You’re not alone if you’ve felt a growing sense of tension in your relationship with your step-sibling. But there are ways to deal with it productively, so you can still enjoy each other’s company—especially when you live under one roof. Here are some tips for managing step sibling rivalry.
The first step toward easing step sibling rivalry is to clearly define what your relationship should be instead of focusing on what it isn’t. There will be less room for misunderstanding if you approach your new sibling relationship with clear expectations. For example, rather than asking, Why doesn’t my stepbrother call me? Try talking about managing your time with your parents.
Discuss family rules.
The best way to minimize step sibling rivalry is for your parents or guardians to have clear expectations about how you should interact with each other in their house. Make sure your siblings know what you like and what you don’t, so there’s less room for hurt feelings or conflict. And don’t forget about time management—step-siblings need to agree on a schedule that gives everyone their fair share of quality time with their parents.
Be kind, not mean.
Even if you feel annoyed by your step sibling’s behavior, remember that your parents love both of you equally. Your step-siblings might annoy you occasionally, but they don’t deserve to be treated with disrespect. Set a good example by treating each other with respect, even when experiencing some step sibling rivalry.
Now that you know what a step sibling rivalry is, here are some simple tips for handling it in public.
- Step-siblings tend to act out their rivalries more frequently in front of strangers or new people. The best thing you can do if you’re witnessing an outburst from two step-siblings is to try to diffuse things. In most cases, it’s only verbal sparring back and forth, but don’t assume your presence will make them stop.
- Step-sibling rivalry is most likely due to their circumstances, but there are ways you can help them deal with it. If you know that one of your step-siblings is about to go off on another, try diffusing by getting them some space or taking them away for a few minutes.
- Step sibling rivalry is just a part of life, and with patience and understanding, it can be dealt with. Take a deep breath, step back, let them take out their aggression on each other in private (or on you), talk to them afterward, help soothe things over – they’ll grow out of it soon enough.

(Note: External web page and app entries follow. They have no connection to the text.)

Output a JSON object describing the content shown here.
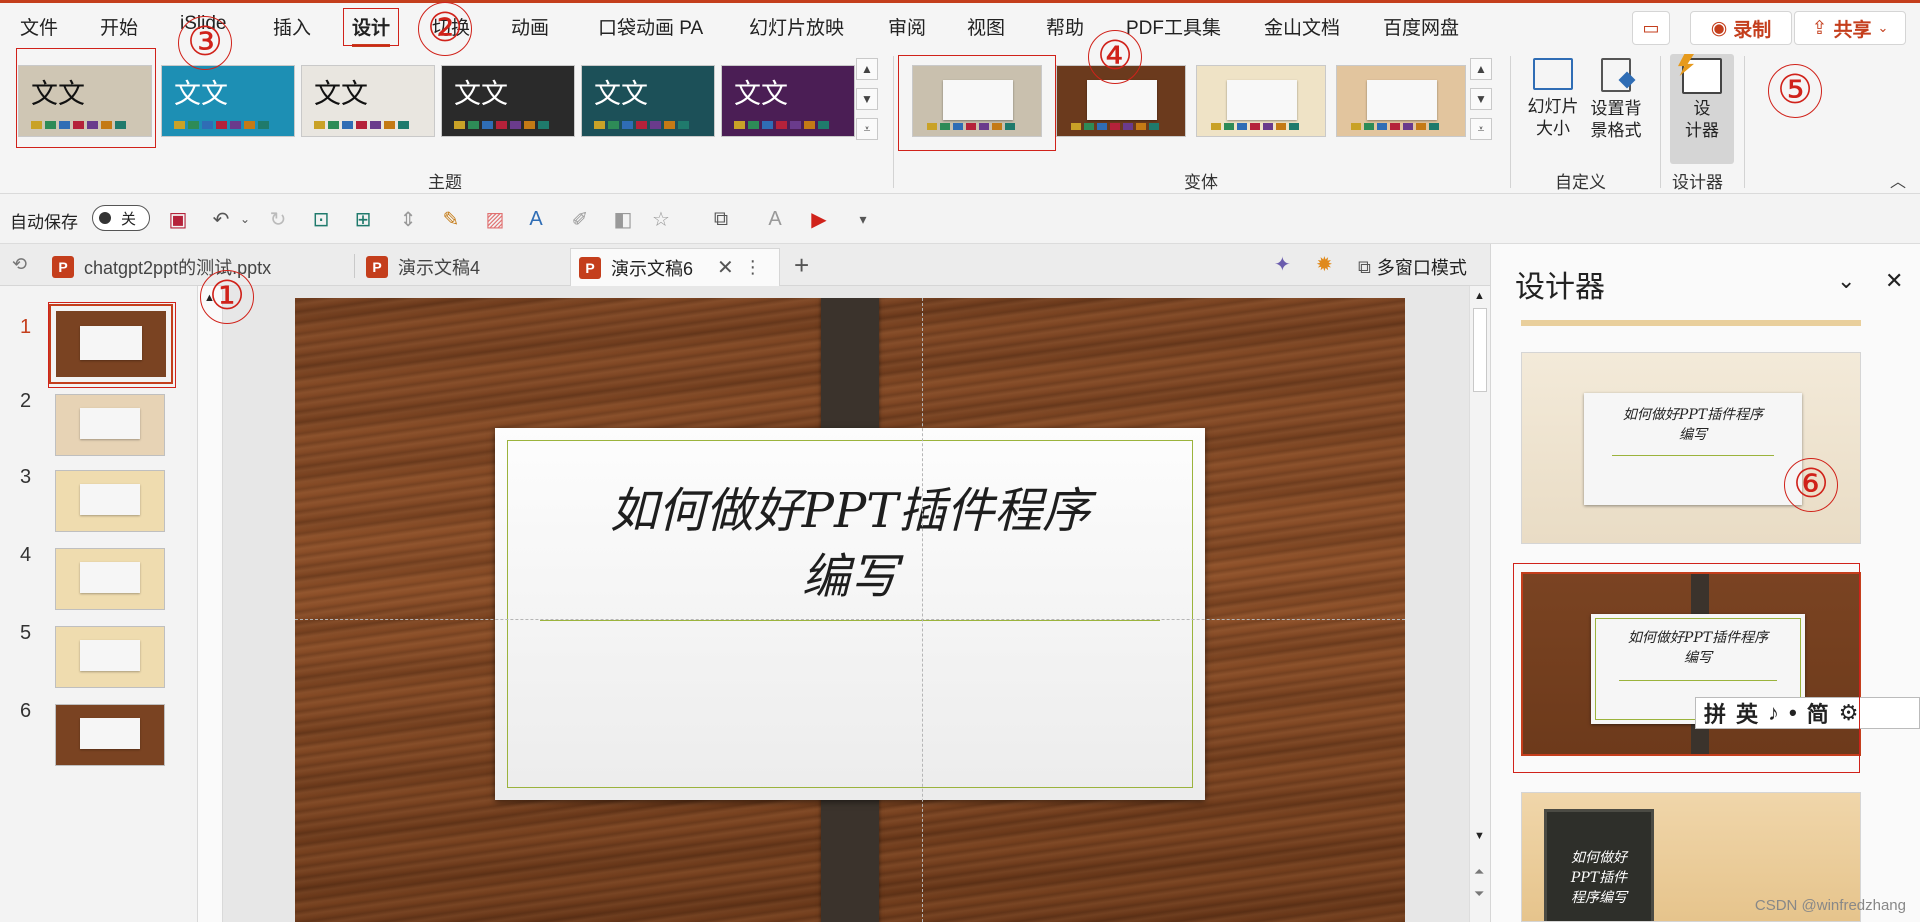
{
  "ribbon_tabs": [
    "文件",
    "开始",
    "iSlide",
    "插入",
    "设计",
    "切换",
    "动画",
    "口袋动画 PA",
    "幻灯片放映",
    "审阅",
    "视图",
    "帮助",
    "PDF工具集",
    "金山文档",
    "百度网盘"
  ],
  "active_tab": "设计",
  "top_buttons": {
    "record": "录制",
    "share": "共享"
  },
  "themes": {
    "label": "主题",
    "items": [
      {
        "text": "文文",
        "bg": "#cfc6b4",
        "fg": "#111"
      },
      {
        "text": "文文",
        "bg": "#1d8fb4",
        "fg": "#ffffff"
      },
      {
        "text": "文文",
        "bg": "#e9e6e0",
        "fg": "#111"
      },
      {
        "text": "文文",
        "bg": "#2a2a2a",
        "fg": "#ffffff"
      },
      {
        "text": "文文",
        "bg": "#1c5058",
        "fg": "#ffffff"
      },
      {
        "text": "文文",
        "bg": "#4b1e55",
        "fg": "#ffffff"
      }
    ]
  },
  "variants": {
    "label": "变体",
    "items": [
      {
        "bg": "#c9c0ae"
      },
      {
        "bg": "#6b3a1d"
      },
      {
        "bg": "#efe3c6"
      },
      {
        "bg": "#e2c59e"
      }
    ]
  },
  "customize": {
    "label": "自定义",
    "slide_size": "幻灯片\n大小",
    "format_background": "设置背\n景格式"
  },
  "designer_group": {
    "label": "设计器",
    "button": "设\n计器"
  },
  "autosave": {
    "label": "自动保存",
    "state": "关"
  },
  "doc_tabs": [
    {
      "title": "chatgpt2ppt的测试.pptx",
      "active": false
    },
    {
      "title": "演示文稿4",
      "active": false
    },
    {
      "title": "演示文稿6",
      "active": true
    }
  ],
  "multiwindow": "多窗口模式",
  "slides": [
    {
      "num": "1",
      "selected": true,
      "bg": "#7a4322"
    },
    {
      "num": "2",
      "selected": false,
      "bg": "#e7d3b5"
    },
    {
      "num": "3",
      "selected": false,
      "bg": "#efdcaf"
    },
    {
      "num": "4",
      "selected": false,
      "bg": "#efdcaf"
    },
    {
      "num": "5",
      "selected": false,
      "bg": "#efdcaf"
    },
    {
      "num": "6",
      "selected": false,
      "bg": "#7a4322"
    }
  ],
  "slide_title": "如何做好PPT插件程序\n编写",
  "designer_pane": {
    "title": "设计器",
    "thumb_title": "如何做好PPT插件程序\n编写",
    "thumb3_title": "如何做好\nPPT插件\n程序编写"
  },
  "ime_bar": [
    "拼",
    "英",
    "♪",
    "•",
    "简",
    "⚙"
  ],
  "annotations": [
    "①",
    "②",
    "③",
    "④",
    "⑤",
    "⑥"
  ],
  "watermark": "CSDN @winfredzhang"
}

Stepsibling rivalry is typical in families where divorce or remarriage occurs. There is no way around it – kids will fight, and often if you step into a new family as an adult in a new marriage or relationship, it’s a guarantee that your stepsibling will have issues with other kids. There’s nothing you can do about that, and you can help mediate these arguments before they escalate into full-blown conflicts.